What’s new is actually quite old. Bill Prince dives into the ups and downs of hydrofoils.
We’re discussing a term in our design office today: Mustache foils. Pardon? Among the newly expanding genre of foiling powerboats, they’re hydrofoils attached to the lower units of outboard motors, shaped like Snidely Whiplash’s melodramatic handlebar mustache from the old Dudley Do-Right cartoons. Foiling powerboats, you say? Hah, hah, hah, HAAH!
Foiling boats run suspended out of the water atop hydrofoils. Hydrofoils (mustachioed and otherwise) are wings that attach to a boat’s hull, generating some drag but also lots of lift-. This lift raises the boat’s hull entirely out of the water at speed, eliminating the substantial drag caused by the hull’s wetted surface area.

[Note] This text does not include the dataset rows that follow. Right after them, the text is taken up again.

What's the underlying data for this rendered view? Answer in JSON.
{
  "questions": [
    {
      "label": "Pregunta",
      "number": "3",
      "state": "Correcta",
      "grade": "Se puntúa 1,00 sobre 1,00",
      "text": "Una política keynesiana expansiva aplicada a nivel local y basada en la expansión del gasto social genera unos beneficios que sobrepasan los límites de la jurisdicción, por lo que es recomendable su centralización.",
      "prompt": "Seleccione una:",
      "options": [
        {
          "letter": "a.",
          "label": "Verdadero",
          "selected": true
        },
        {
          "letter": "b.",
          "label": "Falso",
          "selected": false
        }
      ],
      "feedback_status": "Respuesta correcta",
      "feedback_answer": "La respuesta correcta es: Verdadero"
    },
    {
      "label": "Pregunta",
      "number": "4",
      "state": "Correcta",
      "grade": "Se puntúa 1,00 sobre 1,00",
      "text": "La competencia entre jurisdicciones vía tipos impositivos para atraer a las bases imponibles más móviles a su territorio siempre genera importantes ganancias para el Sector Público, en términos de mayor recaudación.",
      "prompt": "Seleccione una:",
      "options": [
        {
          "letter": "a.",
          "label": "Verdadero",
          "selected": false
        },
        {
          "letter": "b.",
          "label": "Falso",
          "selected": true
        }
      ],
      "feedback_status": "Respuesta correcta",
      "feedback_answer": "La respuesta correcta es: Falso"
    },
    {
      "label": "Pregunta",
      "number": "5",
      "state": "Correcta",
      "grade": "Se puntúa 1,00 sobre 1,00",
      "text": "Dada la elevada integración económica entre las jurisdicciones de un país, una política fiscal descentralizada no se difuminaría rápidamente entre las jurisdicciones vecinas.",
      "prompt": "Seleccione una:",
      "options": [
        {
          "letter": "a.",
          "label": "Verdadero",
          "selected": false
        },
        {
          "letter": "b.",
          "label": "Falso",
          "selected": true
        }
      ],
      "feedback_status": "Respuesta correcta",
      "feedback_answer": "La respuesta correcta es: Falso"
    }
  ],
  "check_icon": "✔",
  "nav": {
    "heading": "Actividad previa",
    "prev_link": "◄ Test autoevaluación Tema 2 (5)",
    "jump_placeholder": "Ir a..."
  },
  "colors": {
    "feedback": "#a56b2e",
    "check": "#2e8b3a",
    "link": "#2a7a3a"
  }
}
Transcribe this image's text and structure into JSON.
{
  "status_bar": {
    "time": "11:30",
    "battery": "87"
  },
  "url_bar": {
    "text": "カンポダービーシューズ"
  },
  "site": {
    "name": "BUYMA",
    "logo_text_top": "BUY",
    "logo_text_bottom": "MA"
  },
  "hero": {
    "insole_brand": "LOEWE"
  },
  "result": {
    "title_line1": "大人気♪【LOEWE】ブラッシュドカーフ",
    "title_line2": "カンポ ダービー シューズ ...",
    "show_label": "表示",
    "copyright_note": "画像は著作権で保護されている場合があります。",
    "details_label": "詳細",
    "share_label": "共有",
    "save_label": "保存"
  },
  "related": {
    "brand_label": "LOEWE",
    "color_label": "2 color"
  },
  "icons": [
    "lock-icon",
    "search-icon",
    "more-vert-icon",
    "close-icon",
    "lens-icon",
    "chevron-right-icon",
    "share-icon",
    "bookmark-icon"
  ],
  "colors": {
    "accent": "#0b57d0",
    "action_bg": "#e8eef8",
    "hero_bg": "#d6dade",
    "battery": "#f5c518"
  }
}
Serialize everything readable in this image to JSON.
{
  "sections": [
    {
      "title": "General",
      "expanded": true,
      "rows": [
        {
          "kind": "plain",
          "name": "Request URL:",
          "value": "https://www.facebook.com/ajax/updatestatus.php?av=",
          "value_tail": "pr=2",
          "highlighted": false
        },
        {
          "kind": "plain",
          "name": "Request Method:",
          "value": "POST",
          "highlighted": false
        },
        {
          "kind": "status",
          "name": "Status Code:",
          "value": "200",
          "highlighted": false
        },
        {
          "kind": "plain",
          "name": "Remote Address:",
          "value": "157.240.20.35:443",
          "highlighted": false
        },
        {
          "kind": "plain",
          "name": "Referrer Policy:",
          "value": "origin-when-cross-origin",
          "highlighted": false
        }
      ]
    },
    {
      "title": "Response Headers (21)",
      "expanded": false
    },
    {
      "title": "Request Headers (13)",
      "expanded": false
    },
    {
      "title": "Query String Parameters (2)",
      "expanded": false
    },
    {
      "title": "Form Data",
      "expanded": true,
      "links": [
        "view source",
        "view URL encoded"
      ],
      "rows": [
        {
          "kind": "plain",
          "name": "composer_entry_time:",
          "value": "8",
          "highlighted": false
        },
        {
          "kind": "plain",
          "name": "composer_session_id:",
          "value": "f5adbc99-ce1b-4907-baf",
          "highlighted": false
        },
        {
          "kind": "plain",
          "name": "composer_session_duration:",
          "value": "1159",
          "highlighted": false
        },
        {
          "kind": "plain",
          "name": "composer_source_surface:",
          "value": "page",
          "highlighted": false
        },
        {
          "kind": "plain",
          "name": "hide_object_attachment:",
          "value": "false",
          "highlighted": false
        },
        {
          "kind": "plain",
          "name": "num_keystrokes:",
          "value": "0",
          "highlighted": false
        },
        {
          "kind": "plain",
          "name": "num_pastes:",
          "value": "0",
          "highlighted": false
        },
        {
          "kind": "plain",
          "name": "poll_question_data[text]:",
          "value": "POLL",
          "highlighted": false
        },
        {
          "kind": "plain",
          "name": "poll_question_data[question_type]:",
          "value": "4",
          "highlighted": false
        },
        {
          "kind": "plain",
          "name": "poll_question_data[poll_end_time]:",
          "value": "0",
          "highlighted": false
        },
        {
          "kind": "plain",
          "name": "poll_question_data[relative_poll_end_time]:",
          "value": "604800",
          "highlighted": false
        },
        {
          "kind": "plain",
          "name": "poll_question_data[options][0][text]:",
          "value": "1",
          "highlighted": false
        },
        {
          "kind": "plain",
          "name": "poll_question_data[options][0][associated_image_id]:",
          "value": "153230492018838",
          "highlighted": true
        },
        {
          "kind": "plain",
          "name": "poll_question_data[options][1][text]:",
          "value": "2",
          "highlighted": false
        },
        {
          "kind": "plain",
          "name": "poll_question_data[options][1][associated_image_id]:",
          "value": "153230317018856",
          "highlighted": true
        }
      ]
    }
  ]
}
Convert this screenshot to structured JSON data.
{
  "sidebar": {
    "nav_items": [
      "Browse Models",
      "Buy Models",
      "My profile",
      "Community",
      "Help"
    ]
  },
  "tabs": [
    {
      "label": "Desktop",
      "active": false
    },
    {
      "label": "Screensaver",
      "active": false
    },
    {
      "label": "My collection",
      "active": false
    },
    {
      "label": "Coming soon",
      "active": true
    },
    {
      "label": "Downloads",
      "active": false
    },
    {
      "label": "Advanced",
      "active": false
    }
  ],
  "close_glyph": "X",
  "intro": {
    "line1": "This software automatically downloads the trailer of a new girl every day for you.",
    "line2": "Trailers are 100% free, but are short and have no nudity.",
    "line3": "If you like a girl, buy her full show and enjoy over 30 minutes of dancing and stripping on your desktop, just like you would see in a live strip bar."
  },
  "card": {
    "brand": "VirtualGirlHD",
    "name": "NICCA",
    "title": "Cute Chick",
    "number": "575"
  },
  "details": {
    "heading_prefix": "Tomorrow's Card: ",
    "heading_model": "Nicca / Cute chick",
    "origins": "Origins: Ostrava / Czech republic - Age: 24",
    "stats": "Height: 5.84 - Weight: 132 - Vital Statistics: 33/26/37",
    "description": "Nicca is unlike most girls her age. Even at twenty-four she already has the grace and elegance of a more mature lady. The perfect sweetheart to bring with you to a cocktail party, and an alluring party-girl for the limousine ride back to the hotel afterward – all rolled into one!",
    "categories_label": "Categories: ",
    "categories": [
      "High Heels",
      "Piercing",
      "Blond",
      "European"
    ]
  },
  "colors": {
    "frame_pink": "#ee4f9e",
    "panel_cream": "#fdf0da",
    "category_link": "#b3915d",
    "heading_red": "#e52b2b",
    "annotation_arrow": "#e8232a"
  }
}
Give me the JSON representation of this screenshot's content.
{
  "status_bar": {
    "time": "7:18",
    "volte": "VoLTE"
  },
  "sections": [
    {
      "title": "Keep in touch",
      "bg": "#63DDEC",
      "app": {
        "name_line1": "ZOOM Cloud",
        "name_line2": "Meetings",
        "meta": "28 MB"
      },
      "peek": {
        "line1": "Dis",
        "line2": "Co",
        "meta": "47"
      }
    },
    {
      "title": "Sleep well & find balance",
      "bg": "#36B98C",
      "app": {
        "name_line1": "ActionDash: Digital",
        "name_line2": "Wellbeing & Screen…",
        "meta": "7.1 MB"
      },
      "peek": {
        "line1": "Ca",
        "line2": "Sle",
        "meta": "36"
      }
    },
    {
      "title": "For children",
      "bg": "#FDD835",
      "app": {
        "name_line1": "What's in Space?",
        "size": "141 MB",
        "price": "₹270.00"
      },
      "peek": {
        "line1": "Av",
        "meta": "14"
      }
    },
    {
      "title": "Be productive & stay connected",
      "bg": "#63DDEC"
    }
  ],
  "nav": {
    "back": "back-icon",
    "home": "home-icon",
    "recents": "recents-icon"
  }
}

Foiling powerboats are not new. Far from it. In 1905, a half-century before Whiplash began his animated antagonism of Dudley Do-Right, Italian aeronautical innovator Enrico Forlanini built the first self-propelled foiling boat. Forlanini devised a 100-hp vessel capable of over 30 knots. No word if he had a mustache, but he did this before the world had discovered stainless steel, plastic, FM radio and the ball screw, for crying out loud. The only…